Assigned task
Your answer must contain each line of the listing in which "title" appears, copied in full.

Data to process
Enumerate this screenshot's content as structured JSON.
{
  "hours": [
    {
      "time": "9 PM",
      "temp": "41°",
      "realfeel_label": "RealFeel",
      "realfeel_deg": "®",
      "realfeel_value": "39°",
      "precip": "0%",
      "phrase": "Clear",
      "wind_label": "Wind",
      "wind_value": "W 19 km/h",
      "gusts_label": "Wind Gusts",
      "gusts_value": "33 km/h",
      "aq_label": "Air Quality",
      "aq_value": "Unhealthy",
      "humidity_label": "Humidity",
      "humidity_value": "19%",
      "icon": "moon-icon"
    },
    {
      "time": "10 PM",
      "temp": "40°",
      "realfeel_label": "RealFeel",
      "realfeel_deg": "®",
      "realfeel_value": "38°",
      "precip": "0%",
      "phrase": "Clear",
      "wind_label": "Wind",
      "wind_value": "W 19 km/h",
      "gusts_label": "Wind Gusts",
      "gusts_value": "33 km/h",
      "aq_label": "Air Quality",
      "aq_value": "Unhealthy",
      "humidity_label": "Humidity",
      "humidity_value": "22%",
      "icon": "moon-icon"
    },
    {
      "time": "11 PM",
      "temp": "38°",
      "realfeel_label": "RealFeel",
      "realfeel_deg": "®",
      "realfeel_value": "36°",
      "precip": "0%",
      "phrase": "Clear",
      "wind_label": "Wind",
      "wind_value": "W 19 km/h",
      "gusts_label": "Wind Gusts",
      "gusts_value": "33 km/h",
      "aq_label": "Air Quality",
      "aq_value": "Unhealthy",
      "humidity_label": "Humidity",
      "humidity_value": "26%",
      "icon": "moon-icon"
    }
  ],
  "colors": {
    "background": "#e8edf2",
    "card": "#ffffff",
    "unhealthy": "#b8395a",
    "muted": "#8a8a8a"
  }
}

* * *

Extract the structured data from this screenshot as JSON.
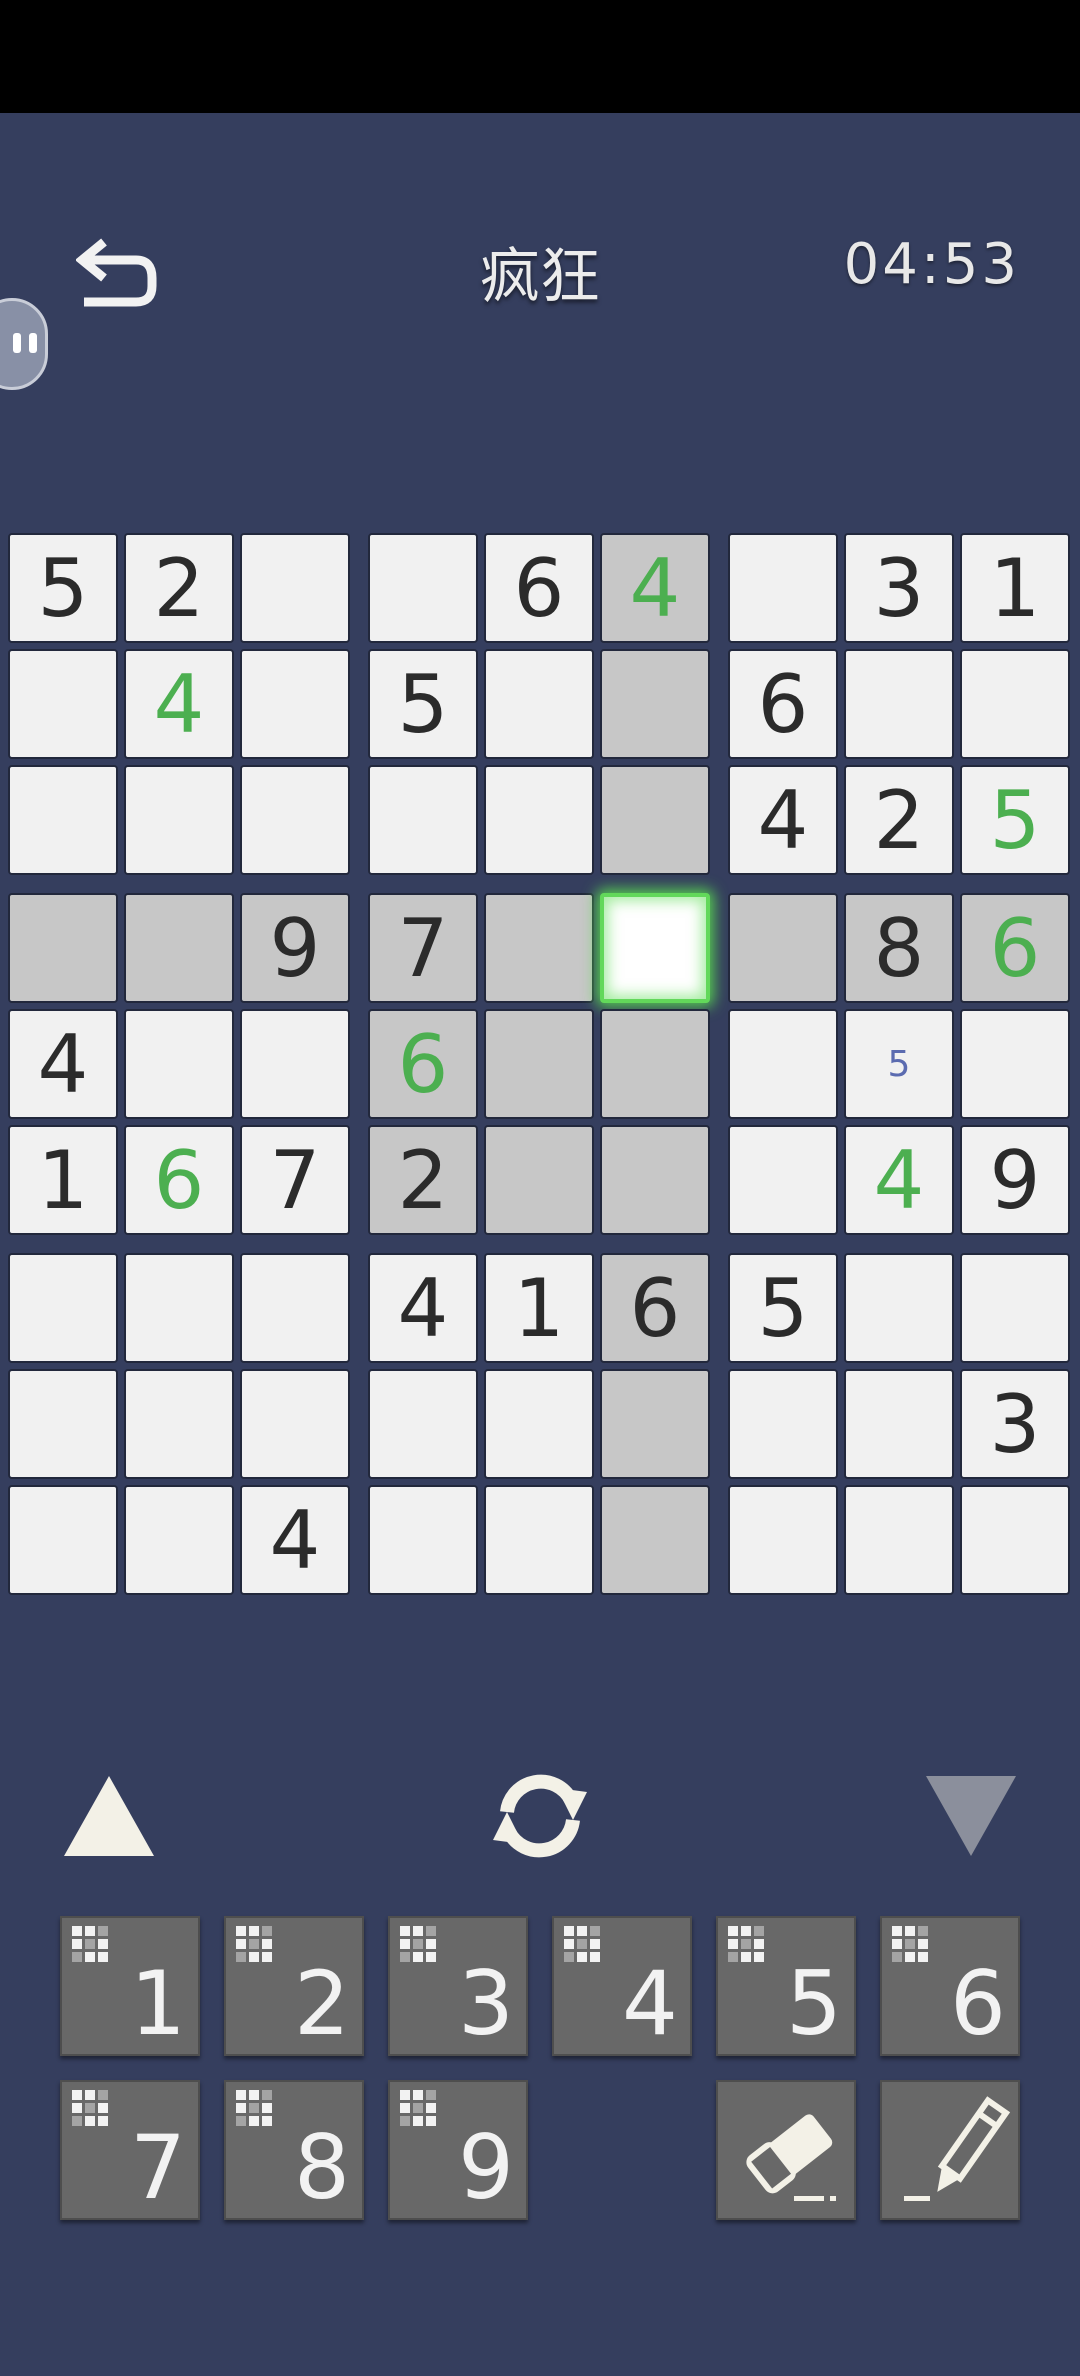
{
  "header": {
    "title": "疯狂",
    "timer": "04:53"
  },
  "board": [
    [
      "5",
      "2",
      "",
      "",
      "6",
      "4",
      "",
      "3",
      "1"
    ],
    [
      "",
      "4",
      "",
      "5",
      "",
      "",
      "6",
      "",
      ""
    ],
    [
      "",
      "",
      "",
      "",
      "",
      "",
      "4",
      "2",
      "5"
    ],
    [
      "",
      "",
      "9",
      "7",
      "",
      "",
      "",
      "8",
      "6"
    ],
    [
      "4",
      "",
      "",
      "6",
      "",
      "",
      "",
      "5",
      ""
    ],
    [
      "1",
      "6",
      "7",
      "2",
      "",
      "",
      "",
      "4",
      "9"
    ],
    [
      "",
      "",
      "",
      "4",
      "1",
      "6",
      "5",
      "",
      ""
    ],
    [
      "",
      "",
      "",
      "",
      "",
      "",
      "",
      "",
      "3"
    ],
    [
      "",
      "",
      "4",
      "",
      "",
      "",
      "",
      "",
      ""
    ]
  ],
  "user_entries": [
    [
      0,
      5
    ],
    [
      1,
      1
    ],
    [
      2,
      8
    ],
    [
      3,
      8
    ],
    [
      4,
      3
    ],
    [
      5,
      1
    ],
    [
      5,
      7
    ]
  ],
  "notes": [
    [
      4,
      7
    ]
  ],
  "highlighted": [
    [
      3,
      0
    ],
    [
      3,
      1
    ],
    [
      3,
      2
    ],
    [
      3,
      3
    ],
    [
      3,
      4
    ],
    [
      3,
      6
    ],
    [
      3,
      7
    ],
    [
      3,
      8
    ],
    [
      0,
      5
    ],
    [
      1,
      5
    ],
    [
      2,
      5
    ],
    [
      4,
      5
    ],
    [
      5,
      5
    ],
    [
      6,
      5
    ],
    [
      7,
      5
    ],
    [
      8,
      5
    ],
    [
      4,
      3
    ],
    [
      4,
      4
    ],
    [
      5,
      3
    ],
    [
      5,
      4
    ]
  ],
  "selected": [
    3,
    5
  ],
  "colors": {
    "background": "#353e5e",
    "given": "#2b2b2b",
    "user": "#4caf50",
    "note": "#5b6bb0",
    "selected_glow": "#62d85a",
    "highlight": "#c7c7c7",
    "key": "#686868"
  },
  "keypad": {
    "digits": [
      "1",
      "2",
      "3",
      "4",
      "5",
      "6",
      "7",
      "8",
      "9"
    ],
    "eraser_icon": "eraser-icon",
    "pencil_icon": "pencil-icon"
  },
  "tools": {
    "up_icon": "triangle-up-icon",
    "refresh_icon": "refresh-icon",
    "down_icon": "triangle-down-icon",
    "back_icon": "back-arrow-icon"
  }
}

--

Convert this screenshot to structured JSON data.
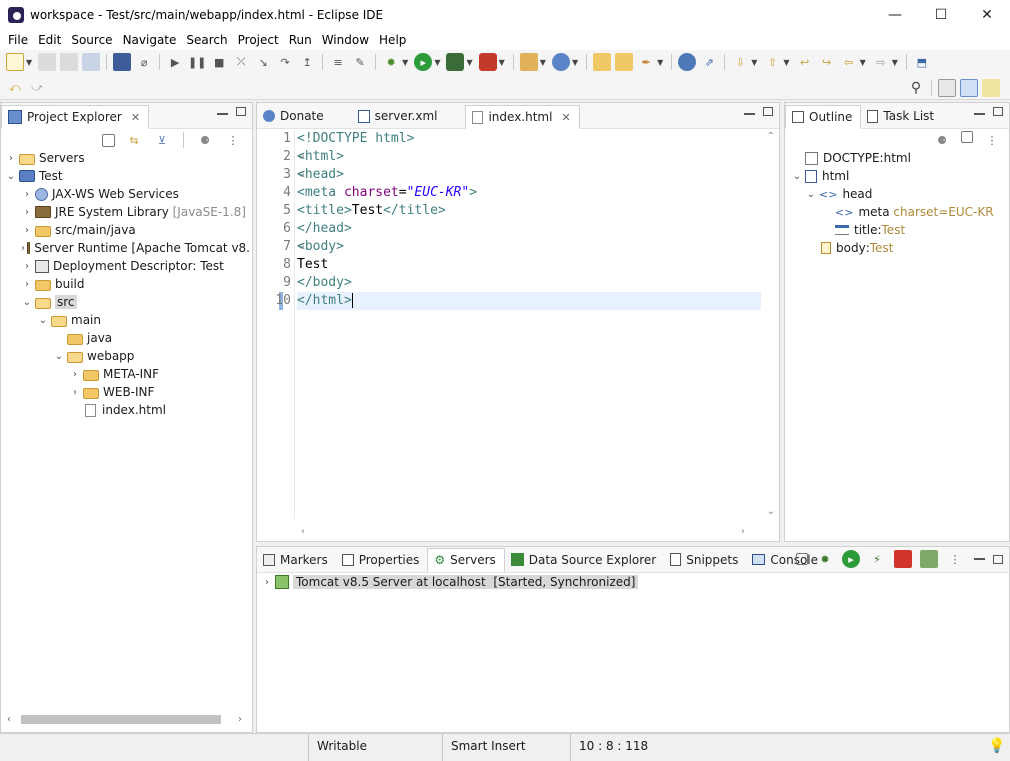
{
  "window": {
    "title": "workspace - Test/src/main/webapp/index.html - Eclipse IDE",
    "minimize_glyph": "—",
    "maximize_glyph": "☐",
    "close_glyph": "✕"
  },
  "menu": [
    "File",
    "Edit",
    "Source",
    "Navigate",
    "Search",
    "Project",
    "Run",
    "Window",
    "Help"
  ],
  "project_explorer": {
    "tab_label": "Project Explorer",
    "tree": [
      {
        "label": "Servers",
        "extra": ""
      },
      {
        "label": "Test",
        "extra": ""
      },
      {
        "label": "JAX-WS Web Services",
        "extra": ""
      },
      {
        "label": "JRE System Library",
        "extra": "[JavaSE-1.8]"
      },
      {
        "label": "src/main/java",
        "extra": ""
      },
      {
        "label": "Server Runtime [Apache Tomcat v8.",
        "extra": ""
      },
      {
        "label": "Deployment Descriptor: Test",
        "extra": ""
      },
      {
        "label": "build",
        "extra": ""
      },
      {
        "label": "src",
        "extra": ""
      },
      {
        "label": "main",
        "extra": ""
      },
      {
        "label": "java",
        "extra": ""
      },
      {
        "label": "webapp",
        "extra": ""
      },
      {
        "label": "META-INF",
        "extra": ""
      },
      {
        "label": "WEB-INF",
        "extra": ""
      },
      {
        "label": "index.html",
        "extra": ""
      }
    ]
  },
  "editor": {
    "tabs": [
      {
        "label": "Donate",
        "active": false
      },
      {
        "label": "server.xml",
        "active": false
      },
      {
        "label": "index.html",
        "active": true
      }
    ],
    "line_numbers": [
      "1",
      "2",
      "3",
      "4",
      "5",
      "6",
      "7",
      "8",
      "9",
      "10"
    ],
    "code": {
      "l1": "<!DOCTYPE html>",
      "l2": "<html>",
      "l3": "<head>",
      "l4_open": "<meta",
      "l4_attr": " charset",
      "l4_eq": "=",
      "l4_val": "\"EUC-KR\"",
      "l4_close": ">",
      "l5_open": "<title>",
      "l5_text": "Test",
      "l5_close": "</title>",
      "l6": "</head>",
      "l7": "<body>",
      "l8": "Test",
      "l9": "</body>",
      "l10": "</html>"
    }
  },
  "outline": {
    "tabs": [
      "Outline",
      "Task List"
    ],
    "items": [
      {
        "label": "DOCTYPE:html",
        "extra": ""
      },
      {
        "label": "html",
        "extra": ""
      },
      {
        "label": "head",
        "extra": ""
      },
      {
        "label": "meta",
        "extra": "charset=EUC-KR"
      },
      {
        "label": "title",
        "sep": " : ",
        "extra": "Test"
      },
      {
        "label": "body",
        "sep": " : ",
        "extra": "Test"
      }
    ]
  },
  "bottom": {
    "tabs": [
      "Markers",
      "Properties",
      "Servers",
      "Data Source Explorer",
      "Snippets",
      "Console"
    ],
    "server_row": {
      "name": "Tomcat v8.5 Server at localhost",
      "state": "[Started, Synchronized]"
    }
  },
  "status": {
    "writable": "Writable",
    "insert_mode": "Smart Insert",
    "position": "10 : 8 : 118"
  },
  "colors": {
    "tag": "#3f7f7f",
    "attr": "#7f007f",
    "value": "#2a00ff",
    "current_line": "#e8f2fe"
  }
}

Your solution
    "title": "疯狂",
    "title": "workspace - Test/src/main/webapp/index.html - Eclipse IDE",
      "l5_open": "<title>",
      "l5_close": "</title>",
        "label": "title",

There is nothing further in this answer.